(Data about app and page elements)
____

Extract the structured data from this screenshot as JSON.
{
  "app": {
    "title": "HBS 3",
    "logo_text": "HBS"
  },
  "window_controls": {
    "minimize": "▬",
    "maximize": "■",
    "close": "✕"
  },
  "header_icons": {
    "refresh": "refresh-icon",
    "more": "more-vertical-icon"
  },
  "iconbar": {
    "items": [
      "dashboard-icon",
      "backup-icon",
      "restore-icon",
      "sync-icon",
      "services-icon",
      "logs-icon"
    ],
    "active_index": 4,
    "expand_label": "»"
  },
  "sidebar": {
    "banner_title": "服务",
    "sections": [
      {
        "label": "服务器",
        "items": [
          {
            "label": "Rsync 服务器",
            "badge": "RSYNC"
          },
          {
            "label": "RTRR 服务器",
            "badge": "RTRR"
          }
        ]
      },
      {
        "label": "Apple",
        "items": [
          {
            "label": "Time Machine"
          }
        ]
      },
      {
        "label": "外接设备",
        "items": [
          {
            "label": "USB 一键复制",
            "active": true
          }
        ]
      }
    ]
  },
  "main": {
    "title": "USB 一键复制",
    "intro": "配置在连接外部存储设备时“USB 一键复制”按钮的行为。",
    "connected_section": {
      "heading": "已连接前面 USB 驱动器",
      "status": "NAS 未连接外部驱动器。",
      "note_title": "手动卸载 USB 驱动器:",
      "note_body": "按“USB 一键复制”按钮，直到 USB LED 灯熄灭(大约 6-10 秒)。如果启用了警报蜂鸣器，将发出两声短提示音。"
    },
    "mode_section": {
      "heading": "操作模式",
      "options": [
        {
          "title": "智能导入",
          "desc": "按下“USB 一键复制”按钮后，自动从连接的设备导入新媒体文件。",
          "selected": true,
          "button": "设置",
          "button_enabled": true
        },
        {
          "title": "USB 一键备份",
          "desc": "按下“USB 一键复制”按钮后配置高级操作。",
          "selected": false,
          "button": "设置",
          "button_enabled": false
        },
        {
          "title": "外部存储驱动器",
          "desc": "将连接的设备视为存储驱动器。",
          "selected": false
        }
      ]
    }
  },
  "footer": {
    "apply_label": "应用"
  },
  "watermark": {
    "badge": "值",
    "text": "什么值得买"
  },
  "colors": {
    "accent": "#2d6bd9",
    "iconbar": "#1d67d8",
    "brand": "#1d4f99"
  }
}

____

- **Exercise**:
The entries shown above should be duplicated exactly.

- **Task output**:
Extract the structured data from this screenshot as JSON.
{
  "app": {
    "title": "HBS 3",
    "logo_text": "HBS"
  },
  "window_controls": {
    "minimize": "▬",
    "maximize": "■",
    "close": "✕"
  },
  "header_icons": {
    "refresh": "refresh-icon",
    "more": "more-vertical-icon"
  },
  "iconbar": {
    "items": [
      "dashboard-icon",
      "backup-icon",
      "restore-icon",
      "sync-icon",
      "services-icon",
      "logs-icon"
    ],
    "active_index": 4,
    "expand_label": "»"
  },
  "sidebar": {
    "banner_title": "服务",
    "sections": [
      {
        "label": "服务器",
        "items": [
          {
            "label": "Rsync 服务器",
            "badge": "RSYNC"
          },
          {
            "label": "RTRR 服务器",
            "badge": "RTRR"
          }
        ]
      },
      {
        "label": "Apple",
        "items": [
          {
            "label": "Time Machine"
          }
        ]
      },
      {
        "label": "外接设备",
        "items": [
          {
            "label": "USB 一键复制",
            "active": true
          }
        ]
      }
    ]
  },
  "main": {
    "title": "USB 一键复制",
    "intro": "配置在连接外部存储设备时“USB 一键复制”按钮的行为。",
    "connected_section": {
      "heading": "已连接前面 USB 驱动器",
      "status": "NAS 未连接外部驱动器。",
      "note_title": "手动卸载 USB 驱动器:",
      "note_body": "按“USB 一键复制”按钮，直到 USB LED 灯熄灭(大约 6-10 秒)。如果启用了警报蜂鸣器，将发出两声短提示音。"
    },
    "mode_section": {
      "heading": "操作模式",
      "options": [
        {
          "title": "智能导入",
          "desc": "按下“USB 一键复制”按钮后，自动从连接的设备导入新媒体文件。",
          "selected": true,
          "button": "设置",
          "button_enabled": true
        },
        {
          "title": "USB 一键备份",
          "desc": "按下“USB 一键复制”按钮后配置高级操作。",
          "selected": false,
          "button": "设置",
          "button_enabled": false
        },
        {
          "title": "外部存储驱动器",
          "desc": "将连接的设备视为存储驱动器。",
          "selected": false
        }
      ]
    }
  },
  "footer": {
    "apply_label": "应用"
  },
  "watermark": {
    "badge": "值",
    "text": "什么值得买"
  },
  "colors": {
    "accent": "#2d6bd9",
    "iconbar": "#1d67d8",
    "brand": "#1d4f99"
  }
}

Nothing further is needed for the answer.